It must also be stated that the establishment of FTZs within airports will also facilitate technology and knowledge transfer through the creation of forward and backward linkages.

Indeed, one of the main objectives for establishing zones by governments is employment generation, which in turn can help increase the income of people and encourage domestic savings and investments into industries. FTZs, for the most part, have led to creation of jobs.  Today, it is estimated that there are about 3,000 free trade zones in 136 countries accounting for 68 million direct jobs and over $500 billion of direct trade-related value.

Industry preparedness 

The Nigerian Aviation Handling Company (Nacho) and Skyway Aviation Handling Company (Sahco) Plc are taking the lead in making the requisite investments to take advantage of the Free Trade Zones to be established in Nigerian airports.

According to Mallam Suleiman Yahyah, a former Chairman of Nahco, the establishment of a FTZ at Nigeria’s busiest airport, the Murtala Muhammed Airport Lagos will boost the country’s economy with up to $500 million in investments expected to be attracted over the next five years into the FTZ.

READ ALSO: Resolving bottlenecks of oil reserves target

According to him, the FTZ, when fully operational, would create jobs and boost the country’s economy.
On his part, the Managing Director/CEO of the Nigeria Aviation Handling Company (NAHCO) Free Trade Zone, Mr. Baba Yusuf described the airport free trade zones are critical platforms for quick access to domestic and international market which would catalyze in standardised, qualitative and competitive products and services.

Without doubt,  free trade zones at airports also come with some disadvantages for which the Nigerian government must be prepared to handle.  One of such disadvantage is for  goods to be sneaked into the free trade zones to avoid the payment of taxes.
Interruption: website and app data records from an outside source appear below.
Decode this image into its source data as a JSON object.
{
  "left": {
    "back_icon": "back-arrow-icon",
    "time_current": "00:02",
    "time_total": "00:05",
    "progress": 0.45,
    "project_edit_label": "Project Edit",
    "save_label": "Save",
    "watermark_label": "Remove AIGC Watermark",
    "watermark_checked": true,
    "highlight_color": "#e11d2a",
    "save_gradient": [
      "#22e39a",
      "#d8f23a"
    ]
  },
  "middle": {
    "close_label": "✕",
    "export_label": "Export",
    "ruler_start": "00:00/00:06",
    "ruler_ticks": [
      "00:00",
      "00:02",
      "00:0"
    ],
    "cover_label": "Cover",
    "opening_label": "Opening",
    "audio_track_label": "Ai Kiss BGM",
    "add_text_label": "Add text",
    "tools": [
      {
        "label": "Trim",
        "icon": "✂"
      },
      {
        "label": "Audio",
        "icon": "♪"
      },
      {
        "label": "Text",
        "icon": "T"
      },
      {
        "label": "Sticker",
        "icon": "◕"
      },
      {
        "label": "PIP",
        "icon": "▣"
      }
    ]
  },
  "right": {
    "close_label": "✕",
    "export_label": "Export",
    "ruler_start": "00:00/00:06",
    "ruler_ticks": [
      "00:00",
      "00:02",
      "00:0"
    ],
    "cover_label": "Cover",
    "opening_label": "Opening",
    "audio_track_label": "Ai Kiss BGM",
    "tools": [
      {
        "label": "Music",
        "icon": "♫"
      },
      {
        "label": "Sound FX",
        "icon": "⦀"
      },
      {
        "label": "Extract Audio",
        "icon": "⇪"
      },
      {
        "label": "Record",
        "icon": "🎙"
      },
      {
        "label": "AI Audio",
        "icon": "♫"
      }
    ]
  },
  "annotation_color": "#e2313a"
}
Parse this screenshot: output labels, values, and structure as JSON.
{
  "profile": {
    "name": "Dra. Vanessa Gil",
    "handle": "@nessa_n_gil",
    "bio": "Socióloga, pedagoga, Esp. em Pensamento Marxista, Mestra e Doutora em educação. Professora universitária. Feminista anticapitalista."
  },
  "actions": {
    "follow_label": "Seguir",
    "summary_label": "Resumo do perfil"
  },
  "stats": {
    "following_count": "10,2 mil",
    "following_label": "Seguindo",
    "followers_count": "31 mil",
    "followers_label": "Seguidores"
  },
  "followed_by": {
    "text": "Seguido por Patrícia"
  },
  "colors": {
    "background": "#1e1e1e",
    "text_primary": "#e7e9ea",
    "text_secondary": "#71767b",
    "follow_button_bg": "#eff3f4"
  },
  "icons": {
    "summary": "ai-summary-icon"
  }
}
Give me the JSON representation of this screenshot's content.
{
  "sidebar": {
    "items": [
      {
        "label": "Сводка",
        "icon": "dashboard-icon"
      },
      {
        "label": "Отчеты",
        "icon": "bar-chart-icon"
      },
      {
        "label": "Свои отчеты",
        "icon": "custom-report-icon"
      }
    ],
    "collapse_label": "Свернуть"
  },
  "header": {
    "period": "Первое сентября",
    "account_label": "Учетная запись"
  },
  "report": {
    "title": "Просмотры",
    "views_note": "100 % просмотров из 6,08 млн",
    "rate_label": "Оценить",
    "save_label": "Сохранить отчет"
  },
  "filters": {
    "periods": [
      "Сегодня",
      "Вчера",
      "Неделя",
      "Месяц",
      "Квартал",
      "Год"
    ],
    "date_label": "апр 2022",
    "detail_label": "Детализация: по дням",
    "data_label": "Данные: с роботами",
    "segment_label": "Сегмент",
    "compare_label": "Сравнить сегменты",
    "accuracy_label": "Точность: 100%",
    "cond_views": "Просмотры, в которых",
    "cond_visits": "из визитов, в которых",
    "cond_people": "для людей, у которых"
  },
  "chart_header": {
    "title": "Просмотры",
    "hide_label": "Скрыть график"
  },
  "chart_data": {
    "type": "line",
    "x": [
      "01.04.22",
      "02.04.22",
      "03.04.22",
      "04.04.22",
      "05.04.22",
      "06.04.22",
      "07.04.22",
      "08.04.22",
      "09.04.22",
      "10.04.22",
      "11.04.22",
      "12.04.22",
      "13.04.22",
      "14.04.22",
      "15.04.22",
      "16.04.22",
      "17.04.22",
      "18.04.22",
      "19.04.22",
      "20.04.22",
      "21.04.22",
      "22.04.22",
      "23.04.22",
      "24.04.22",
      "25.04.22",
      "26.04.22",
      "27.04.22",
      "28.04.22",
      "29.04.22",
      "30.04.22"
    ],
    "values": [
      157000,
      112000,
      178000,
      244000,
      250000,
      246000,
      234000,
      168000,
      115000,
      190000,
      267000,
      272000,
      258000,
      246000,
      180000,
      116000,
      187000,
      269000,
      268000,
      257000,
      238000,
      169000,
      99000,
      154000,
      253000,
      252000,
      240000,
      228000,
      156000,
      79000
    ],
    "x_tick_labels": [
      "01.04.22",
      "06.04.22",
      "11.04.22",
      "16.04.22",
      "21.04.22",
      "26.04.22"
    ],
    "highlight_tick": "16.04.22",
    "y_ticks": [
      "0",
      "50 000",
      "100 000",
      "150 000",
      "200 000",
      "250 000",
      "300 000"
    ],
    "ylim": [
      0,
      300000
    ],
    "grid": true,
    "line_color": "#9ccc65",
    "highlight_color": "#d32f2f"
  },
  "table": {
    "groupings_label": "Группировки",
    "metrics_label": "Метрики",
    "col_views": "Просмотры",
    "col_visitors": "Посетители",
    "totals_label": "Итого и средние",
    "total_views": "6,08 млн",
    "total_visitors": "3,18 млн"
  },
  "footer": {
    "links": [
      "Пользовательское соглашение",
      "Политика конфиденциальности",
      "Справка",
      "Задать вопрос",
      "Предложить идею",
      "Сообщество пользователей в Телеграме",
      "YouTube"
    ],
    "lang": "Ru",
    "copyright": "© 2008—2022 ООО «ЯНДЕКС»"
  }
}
And some of these goods may also be of substandard or low quality value.